- Managing docker context size
- Making sure you aren’t copying certain files into your image when you declare a
COPYdirective in your Dockerfile
More on “context”
Remember when we broke down the build command in the first tutorial?
docker build -t my-app . and we said that the
. here was the PATH? What we’re telling docker here is that this build command should expect to be able to run
COPY from anything in the directory (or subdirectories) of
Docker prepares the build by “sending” the context to the docker daemon (the program that actually builds your images):
❯ docker build -t my-app . [+] Building 0.4s (9/9) FINISHED => [internal] load build definition from Dockerfile 0.3s => => transferring dockerfile: 37B 0.1s => [internal] load .dockerignore 0.3s => => transferring context: 2B 0.1s => [internal] load metadata for docker.io/library/ubuntu:18.04 0.0s => [1/4] FROM docker.io/library/ubuntu:18.04 0.0s => [internal] load build context 0.0s => => transferring context: 28B 0.0s
Look specifically of the last two lines of the output “load build context” and “transferring context: 28B”. My example project is very simple with just a main.py file and a Dockerfile, so the build context is very small and this step happens in “0s”. But lets consider a slightly more complicated example with nodejs. We’re going to be using the vue-cli template app as an example here:
docker-ignore git/master ❯ ll babel.config.js node_modules package-lock.json package.json public README.md src
vue create docker-ignore generates the project shown above and runs
npm install to install the necessary dependencies to run the app, as defined in “package.json”. Lets say we wanted to build a production image for this project… we would write a Dockerfile like the one below:
FROM node:10-alpine COPY package.json package-lock.json ./ RUN npm install --production COPY . . RUN npm run build # Probably transfer built static files to an nginx container... see the Multi Staged Builds section
Lets build this
❯ docker build -t docker-ignore . => [internal] load build context 1.4s => => transferring context: 1.71MB 1.3s
Now, this is still a pretty small project, so 1.71MB taking 1.3s to transfer might now be that big of a deal to you, but this number will grow significantly as you work on larger projects. Lets introduce a “.dockerignore” file to the root of the project with the following contents
And then rebuild
❯ docker build -t docker-ignore . => [internal] load build context 0.0s => => transferring context: 4.66kB 0.0s
This is a big difference and can really streamline your builds.

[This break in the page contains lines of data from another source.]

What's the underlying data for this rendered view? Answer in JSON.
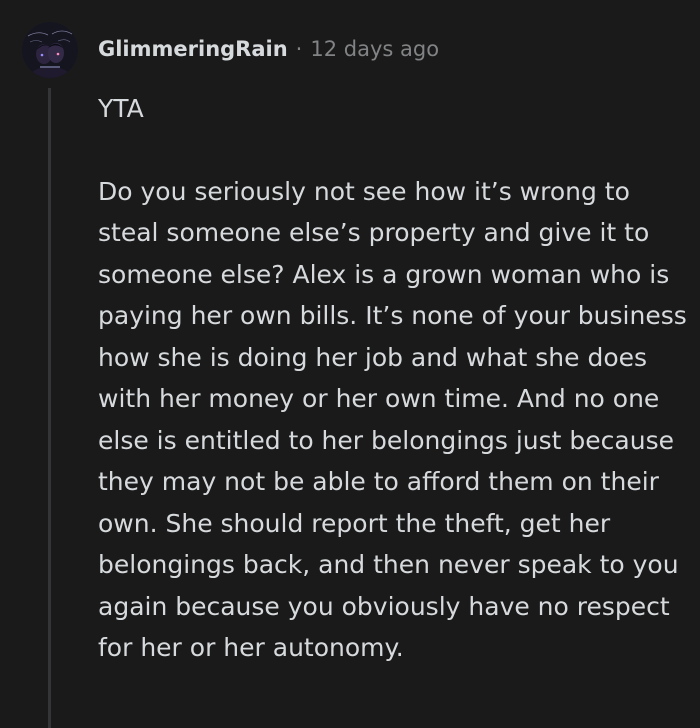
{
  "comment": {
    "author": "GlimmeringRain",
    "separator": "·",
    "timestamp": "12 days ago",
    "paragraphs": [
      "YTA",
      "Do you seriously not see how it’s wrong to steal someone else’s property and give it to someone else? Alex is a grown woman who is paying her own bills. It’s none of your business how she is doing her job and what she does with her money or her own time. And no one else is entitled to her belongings just because they may not be able to afford them on their own. She should report the theft, get her belongings back, and then never speak to you again because you obviously have no respect for her or her autonomy."
    ],
    "avatar_icon": "user-avatar-icon",
    "colors": {
      "background": "#1a1a1b",
      "text": "#d7dadc",
      "meta": "#818384",
      "thread_line": "#343536"
    }
  }
}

If you’re working on a project with docker and notice that your build context looks suspiciously large, take a look at your dockerignore file to see if something might be missing and add it, or add a dockerignore file to the project if there isn’t one already.
On top of speeding up your builds, a dockerignore file can be useful to make sure you aren’t copying over files that you don’t need in the first place (and then having to clean them up in the dockerfile). Looking at the example above, we probably don’t need to ship the README file to production! We can avoid this by adding a
RUN rm -rf README.md to our dockerfile (ugly, bad), or we can simply add “README.md” to the .dockerignore file to make sure it never gets copied over in the first place.
Get to know the docker cli
- Need to see what images you have locally?
- Need to see which containers are running?
- Need to see how many layers your image has?
docker history <image_tag> | wc -l
- Need to stop a running container?
docker stop <container_name>Note that container name is different than tag name: container name is assigned on docker run, while tag name is assigned on docker build.